It's urbanesque, but frankly it's all the negatives from living in high density with little of the benefits (you're living in housing densities like you'd find in South Boston, but instead of being a 20 minute walk to the Financial District, you're still 40 km and an hour+ train ride out from the core). Or from the other side, it's all the negatives of the suburbs but without the positives (like more space and a yard). And people are, shall we say, less sophisticated in Japanese suburbs? Put it this way: I'm invisible in Bunkyo-ku to every Japanese person I come across. And that's how I like it, that's how Japanese people treat other Japanese people. In Saitama, I'm a spectacle. My wife and I don't need that shit, so we stay where non-Japanese don't draw stares.Spent the last few minutes poking around Saitama on Google Maps. I can see what you mean about the relative lack of vibrancy, but I have to say that I like the way that houses in Japanese suburbs don't have yards and are tightly packed. Makes them appear pretty urban by New England standards.
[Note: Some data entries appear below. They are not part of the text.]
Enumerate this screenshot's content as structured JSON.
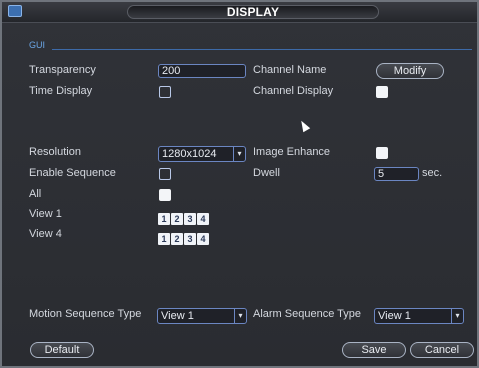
{
  "window": {
    "title": "DISPLAY"
  },
  "section": {
    "label": "GUI"
  },
  "fields": {
    "transparency": {
      "label": "Transparency",
      "value": "200"
    },
    "channel_name": {
      "label": "Channel Name",
      "button": "Modify"
    },
    "time_display": {
      "label": "Time Display",
      "checked": false
    },
    "channel_display": {
      "label": "Channel Display",
      "checked": true
    },
    "resolution": {
      "label": "Resolution",
      "value": "1280x1024"
    },
    "image_enhance": {
      "label": "Image Enhance",
      "checked": true
    },
    "enable_sequence": {
      "label": "Enable Sequence",
      "checked": false
    },
    "dwell": {
      "label": "Dwell",
      "value": "5",
      "unit": "sec."
    },
    "all": {
      "label": "All",
      "checked": true
    },
    "view1": {
      "label": "View 1",
      "channels": [
        "1",
        "2",
        "3",
        "4"
      ]
    },
    "view4": {
      "label": "View 4",
      "channels": [
        "1",
        "2",
        "3",
        "4"
      ]
    },
    "motion_sequence_type": {
      "label": "Motion Sequence Type",
      "value": "View 1"
    },
    "alarm_sequence_type": {
      "label": "Alarm Sequence Type",
      "value": "View 1"
    }
  },
  "buttons": {
    "default": "Default",
    "save": "Save",
    "cancel": "Cancel"
  },
  "icons": {
    "app": "monitor-icon",
    "dropdown": "dropdown-arrow-icon",
    "cursor": "mouse-cursor-icon"
  },
  "colors": {
    "accent": "#6ba6e6",
    "background": "#2b2e35",
    "field_border": "#6b86c2"
  }
}
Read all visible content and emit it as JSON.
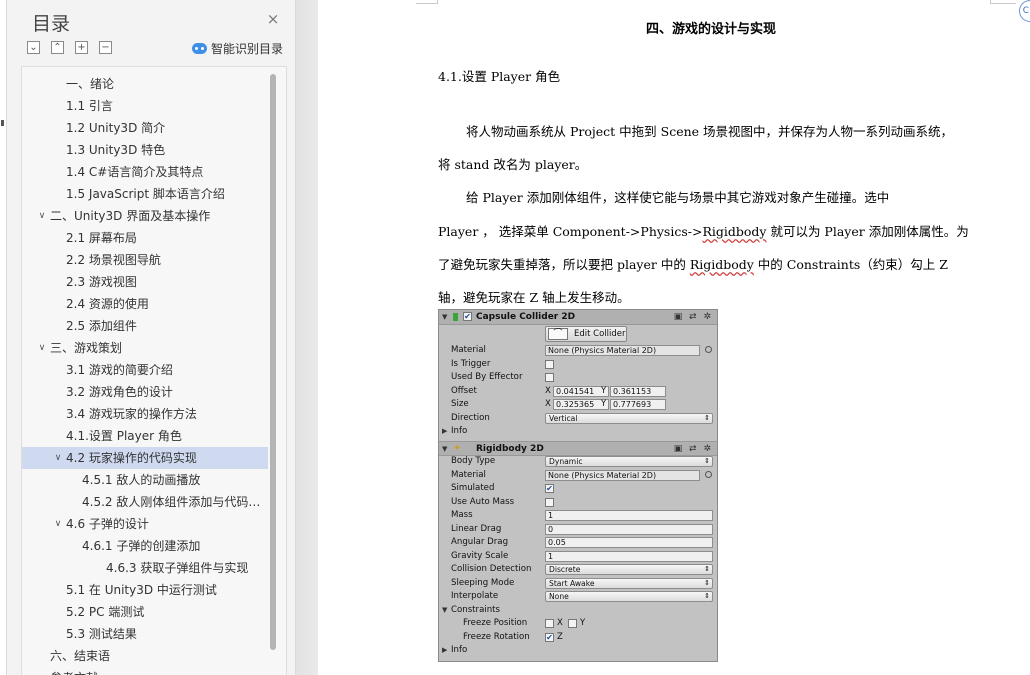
{
  "nav": {
    "title": "目录",
    "close_symbol": "×",
    "controls": [
      "⌄",
      "⌃",
      "+",
      "−"
    ],
    "smart_toc_label": "智能识别目录",
    "toc_items": [
      {
        "label": "一、绪论",
        "indent": 1,
        "chevron": ""
      },
      {
        "label": "1.1 引言",
        "indent": 1,
        "chevron": ""
      },
      {
        "label": "1.2 Unity3D 简介",
        "indent": 1,
        "chevron": ""
      },
      {
        "label": "1.3 Unity3D 特色",
        "indent": 1,
        "chevron": ""
      },
      {
        "label": "1.4 C#语言简介及其特点",
        "indent": 1,
        "chevron": ""
      },
      {
        "label": "1.5 JavaScript 脚本语言介绍",
        "indent": 1,
        "chevron": ""
      },
      {
        "label": "二、Unity3D 界面及基本操作",
        "indent": 0,
        "chevron": "expanded"
      },
      {
        "label": "2.1 屏幕布局",
        "indent": 1,
        "chevron": ""
      },
      {
        "label": "2.2 场景视图导航",
        "indent": 1,
        "chevron": ""
      },
      {
        "label": "2.3 游戏视图",
        "indent": 1,
        "chevron": ""
      },
      {
        "label": "2.4 资源的使用",
        "indent": 1,
        "chevron": ""
      },
      {
        "label": "2.5 添加组件",
        "indent": 1,
        "chevron": ""
      },
      {
        "label": "三、游戏策划",
        "indent": 0,
        "chevron": "expanded"
      },
      {
        "label": "3.1 游戏的简要介绍",
        "indent": 1,
        "chevron": ""
      },
      {
        "label": "3.2 游戏角色的设计",
        "indent": 1,
        "chevron": ""
      },
      {
        "label": "3.4 游戏玩家的操作方法",
        "indent": 1,
        "chevron": ""
      },
      {
        "label": "4.1.设置 Player 角色",
        "indent": 1,
        "chevron": ""
      },
      {
        "label": "4.2 玩家操作的代码实现",
        "indent": 1,
        "chevron": "expanded",
        "selected": true
      },
      {
        "label": "4.5.1 敌人的动画播放",
        "indent": 2,
        "chevron": ""
      },
      {
        "label": "4.5.2 敌人刚体组件添加与代码…",
        "indent": 2,
        "chevron": ""
      },
      {
        "label": "4.6 子弹的设计",
        "indent": 1,
        "chevron": "expanded"
      },
      {
        "label": "4.6.1 子弹的创建添加",
        "indent": 2,
        "chevron": ""
      },
      {
        "label": "4.6.3 获取子弹组件与实现",
        "indent": 3,
        "chevron": ""
      },
      {
        "label": "5.1 在 Unity3D 中运行测试",
        "indent": 1,
        "chevron": ""
      },
      {
        "label": "5.2 PC 端测试",
        "indent": 1,
        "chevron": ""
      },
      {
        "label": "5.3 测试结果",
        "indent": 1,
        "chevron": ""
      },
      {
        "label": "六、结束语",
        "indent": 0,
        "chevron": ""
      },
      {
        "label": "参考文献",
        "indent": 0,
        "chevron": ""
      }
    ]
  },
  "doc": {
    "heading": "四、游戏的设计与实现",
    "subheading": "4.1.设置 Player 角色",
    "p1_line1": "将人物动画系统从 Project 中拖到 Scene 场景视图中，并保存为人物一系列动画系统，",
    "p1_line2": "将 stand 改名为 player。",
    "p2_line1": "给 Player  添加刚体组件，这样使它能与场景中其它游戏对象产生碰撞。选中",
    "p2_line2_a": "Player  ，  选择菜单 Component->Physics->",
    "p2_line2_squig": "Rigidbody",
    "p2_line2_b": " 就可以为 Player 添加刚体属性。为",
    "p2_line3_a": "了避免玩家失重掉落，所以要把 player 中的 ",
    "p2_line3_squig": "Rigidbody",
    "p2_line3_b": " 中的 Constraints（约束）勾上 Z",
    "p2_line4": "轴，避免玩家在 Z 轴上发生移动。"
  },
  "inspector": {
    "collider": {
      "title": "Capsule Collider 2D",
      "edit_button": "Edit Collider",
      "material_label": "Material",
      "material_value": "None (Physics Material 2D)",
      "is_trigger_label": "Is Trigger",
      "used_by_effector_label": "Used By Effector",
      "offset_label": "Offset",
      "offset_x": "0.041541",
      "offset_y": "0.361153",
      "size_label": "Size",
      "size_x": "0.325365",
      "size_y": "0.777693",
      "direction_label": "Direction",
      "direction_value": "Vertical",
      "info_label": "Info"
    },
    "rigidbody": {
      "title": "Rigidbody 2D",
      "body_type_label": "Body Type",
      "body_type_value": "Dynamic",
      "material_label": "Material",
      "material_value": "None (Physics Material 2D)",
      "simulated_label": "Simulated",
      "use_auto_mass_label": "Use Auto Mass",
      "mass_label": "Mass",
      "mass_value": "1",
      "linear_drag_label": "Linear Drag",
      "linear_drag_value": "0",
      "angular_drag_label": "Angular Drag",
      "angular_drag_value": "0.05",
      "gravity_scale_label": "Gravity Scale",
      "gravity_scale_value": "1",
      "collision_detection_label": "Collision Detection",
      "collision_detection_value": "Discrete",
      "sleeping_mode_label": "Sleeping Mode",
      "sleeping_mode_value": "Start Awake",
      "interpolate_label": "Interpolate",
      "interpolate_value": "None",
      "constraints_label": "Constraints",
      "freeze_position_label": "Freeze Position",
      "freeze_rotation_label": "Freeze Rotation",
      "axis_x": "X",
      "axis_y": "Y",
      "axis_z": "Z",
      "info_label": "Info"
    },
    "axis_x_label": "X",
    "axis_y_label": "Y",
    "check_mark": "✔"
  },
  "colors": {
    "selected_row": "#cfdaf0",
    "accent_blue": "#3f8fe8",
    "squiggle": "#d04040"
  }
}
It is, but it's made for New England winters. It's on a quality level you won't find in Tokyo. The only place you'll get New England-level wood frame quality is in Hokkaido, where they actually insulate for winter. No joke, I had to go out of my way in explaining to my architect that in fact I did want "Hokkaido-level" insulation and that I was aware of the incremental cost.Most of New England's housing is wood, though..
There's no wood siding here, for example. It's all plastic and only two companies make it, so you see the same 10 Lixel or YKK-brand siding, front doors, fences, roof tiling etc. on every single family house built anywhere in Japan in the last twenty years. My wife and I will be walking down a street we've never been on and one of us will say, "Hey! I remember that door, it was one of our top 3 choices," or "Wow, glad we didn't pick that one."